If I had to give anyone advice I would say create a knee dairy(I did not),get a pedometer and walk a lot also be perceptive about what causes pain and gradually increase or maintain exercise level. When in pain rest but keep the knee moving some, Know your limits and don't be a man to the point it sets you back in your progress.
(1) The first impression an unknowing reader takes from this is: "Wow, this guy really went through the mill." But if that reader has sought treatment for Runner's Knee (or chondromalacia, or patellofemoral pain syndrome), that initial reaction is probably closer to, "That sounds about right."

Because the exasperating experience above, I'm willing to bet, closely tracks what millions of other have gone through. In some significant ways it mirrors my own frustrations (they tried ultrasound on me too and one of my doctors also thought my cartilage looked good, according to an X-ray -- but a regular X-ray can't even see cartilage; the tissue's presence (or absence) is simply implied by the distance between bones!)

(2) Finally Ron gets on the right path (with Doug Kelsey's The Runner's Knee Bible, and I'm proud to say, an assist from Saving My Knees). And he's getting ready to run a 5K in June. Which is how long after he had to stop running? A few weeks? A few months?

Nope. Two and a half years.

Which is why I think it's so important for people to rethink their time horizon for healing. Get on cartilage time, as I say. If you expect to be back competing in your favorite sport after a few months, you're setting yourself up for disappointment.

(3) Setbacks, setbacks, setbacks.

Healing is not smooth. Healing is not linear. Every week will not necessarily be better than the preceding one. You will screw up -- I guarantee it -- and your knees will let you know when you do.

If you're smart, you'll learn from the setbacks. If you're not, you'll shrug and say to yourself, "I guess my knees will never get better." And if that's your approach, guess what? They won't.

It's very hard to stay within what Doug Kelsey calls "The Goldilocks Zone" (I refer to the same thing as the "sweet spot" of movement -- not too much and not too little -- and have seen it referred to more technically as the "functional envelope.") Nobody hands you a manual that says, "Right now your knees can do x steps daily, then you should increase that by 1,000 steps every two weeks." You have to figure that out.
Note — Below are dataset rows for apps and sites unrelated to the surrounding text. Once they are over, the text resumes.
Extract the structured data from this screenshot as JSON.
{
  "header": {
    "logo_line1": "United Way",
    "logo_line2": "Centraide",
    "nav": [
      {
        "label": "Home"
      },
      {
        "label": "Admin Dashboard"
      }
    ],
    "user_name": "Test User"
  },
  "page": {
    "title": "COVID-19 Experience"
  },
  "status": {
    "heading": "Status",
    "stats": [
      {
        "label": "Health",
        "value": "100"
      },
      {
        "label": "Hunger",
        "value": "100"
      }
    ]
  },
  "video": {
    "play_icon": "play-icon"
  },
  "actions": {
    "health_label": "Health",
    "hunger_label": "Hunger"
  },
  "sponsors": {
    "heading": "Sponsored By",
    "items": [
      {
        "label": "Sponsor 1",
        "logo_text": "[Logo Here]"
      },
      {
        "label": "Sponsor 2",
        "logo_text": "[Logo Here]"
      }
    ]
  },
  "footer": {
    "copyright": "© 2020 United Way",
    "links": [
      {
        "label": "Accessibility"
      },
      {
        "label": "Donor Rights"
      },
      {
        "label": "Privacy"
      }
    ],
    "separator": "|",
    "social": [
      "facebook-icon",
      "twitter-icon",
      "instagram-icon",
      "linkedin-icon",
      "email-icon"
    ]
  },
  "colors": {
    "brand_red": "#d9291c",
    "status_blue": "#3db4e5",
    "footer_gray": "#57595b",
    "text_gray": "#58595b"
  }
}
(4) Why do you have to work so hard?

Well, look at Ron's experience with the orthopedic surgeon who came with "great recommendations." He spent 5 to 10 minutes on Ron and recommended Ibuprofen (an over-the-counter anti-inflammatory) to combat the pain from running. First, setting aside whether trying to run through pain by using medication makes sense (I would say no, no, and no again), look at that number -- 10 minutes -- and really think that over.
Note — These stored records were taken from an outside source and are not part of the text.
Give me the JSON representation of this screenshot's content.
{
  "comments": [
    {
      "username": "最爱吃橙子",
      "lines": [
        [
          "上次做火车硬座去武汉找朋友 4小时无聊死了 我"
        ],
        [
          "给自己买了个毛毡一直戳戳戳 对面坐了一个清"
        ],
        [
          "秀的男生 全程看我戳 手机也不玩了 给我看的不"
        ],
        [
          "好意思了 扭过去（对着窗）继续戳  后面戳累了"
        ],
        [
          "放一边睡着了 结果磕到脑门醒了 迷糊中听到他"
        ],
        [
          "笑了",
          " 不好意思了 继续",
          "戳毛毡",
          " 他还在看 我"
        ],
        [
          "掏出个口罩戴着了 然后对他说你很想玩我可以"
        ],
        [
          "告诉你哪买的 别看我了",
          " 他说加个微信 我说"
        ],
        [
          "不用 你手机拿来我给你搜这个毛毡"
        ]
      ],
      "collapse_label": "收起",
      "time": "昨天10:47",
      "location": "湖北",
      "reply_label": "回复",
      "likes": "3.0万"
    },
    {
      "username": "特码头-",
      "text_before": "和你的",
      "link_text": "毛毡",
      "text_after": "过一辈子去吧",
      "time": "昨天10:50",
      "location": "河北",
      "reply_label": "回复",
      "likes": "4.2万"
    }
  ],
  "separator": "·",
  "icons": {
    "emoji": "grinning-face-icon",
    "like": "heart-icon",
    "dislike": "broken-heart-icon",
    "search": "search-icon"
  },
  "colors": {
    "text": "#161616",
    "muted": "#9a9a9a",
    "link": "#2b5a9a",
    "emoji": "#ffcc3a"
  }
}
How much time is 10 minutes? That's about the length of a coffee break or a water cooler chat about the Super Bowl.

Now, I don't mean to denigrate surgeons. They have hard jobs and see a lot of patients. But in 10 minutes even the most brilliant surgeon can't extract enough information to understand the complexities of what's going on with your knees -- and these complexities hold the key to your getting better.
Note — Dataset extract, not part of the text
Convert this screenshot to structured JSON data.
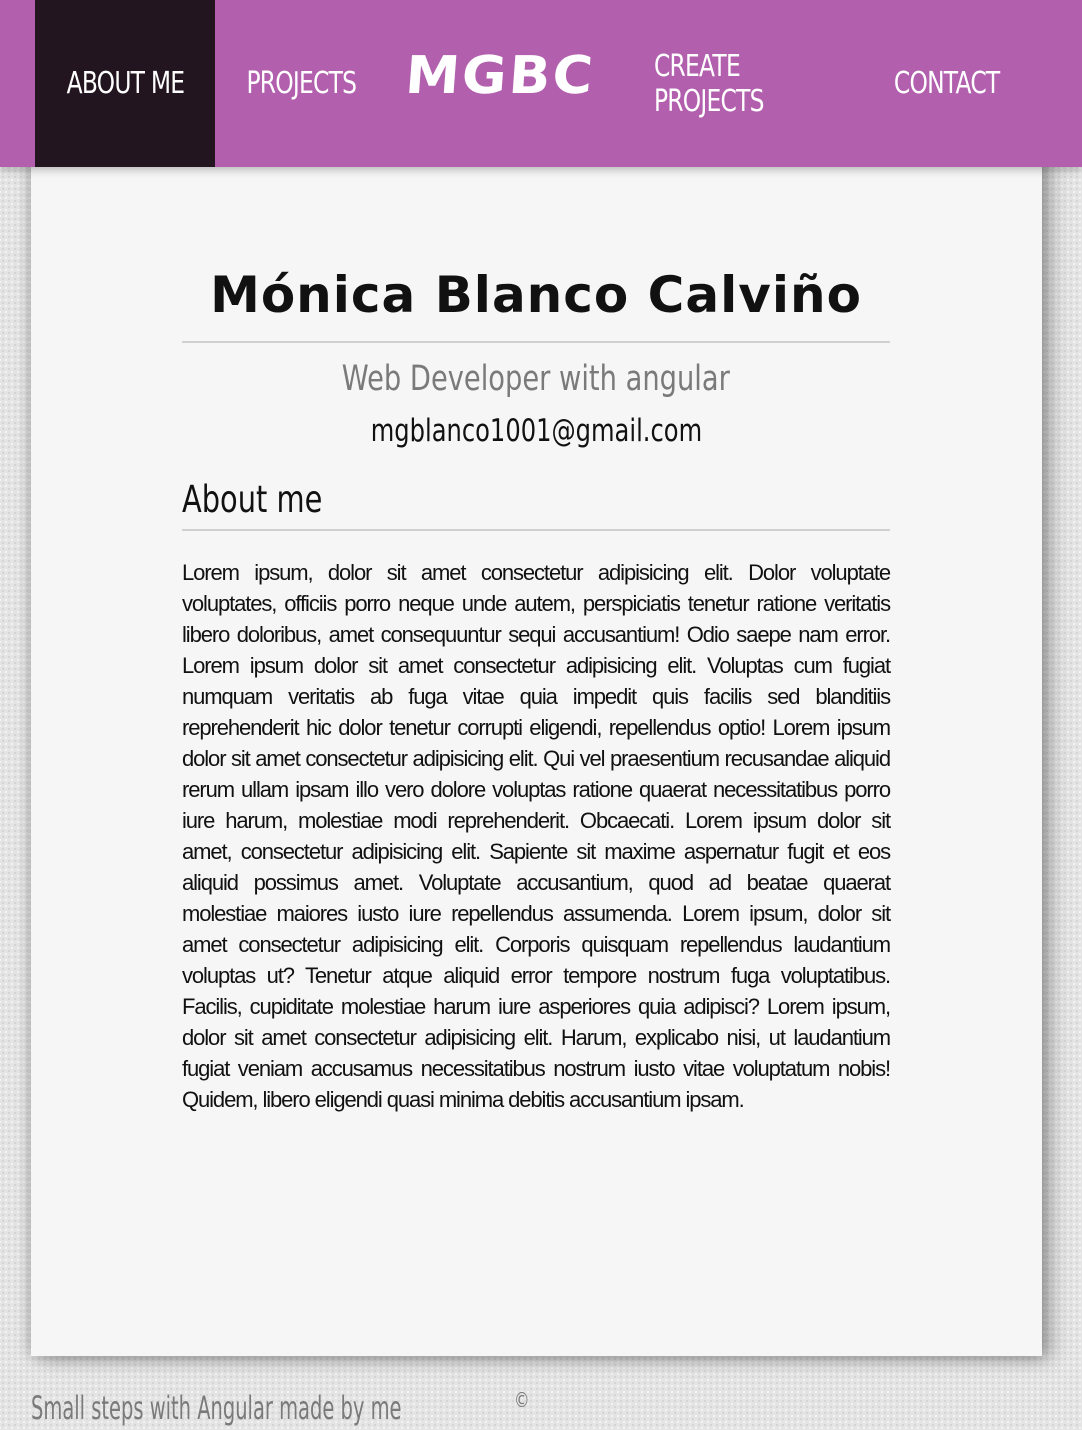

What a good surgeon will do: inspect the joint, bend your knee, and ask you "Does this hurt? What about this?" as he probes. But once he determines there isn't an obvious overlooked problem, and you really do have the kind of nagging knee pain common to cartilage damage, he's gonna kind of shrug.

What else can he do?

Once the damage is bad enough, and you need some kind of surgery just to make life tolerable, he figures he'll see you again.

Again: this isn't meant to be an indictment of surgeons. Because at this point, a surgeon isn't who you need anyway. You really need two people on your case. One is a smart physical therapist who believes that knees can heal (not just that muscles can get stronger), and knows how. The other -- more important -- is yourself.

P.S. I'll throw open the comment section below to Ron and others who want to ask him questions (assuming Ron checks in regularly, and I think he does). People always want to know more about success stories. All yours, Ron!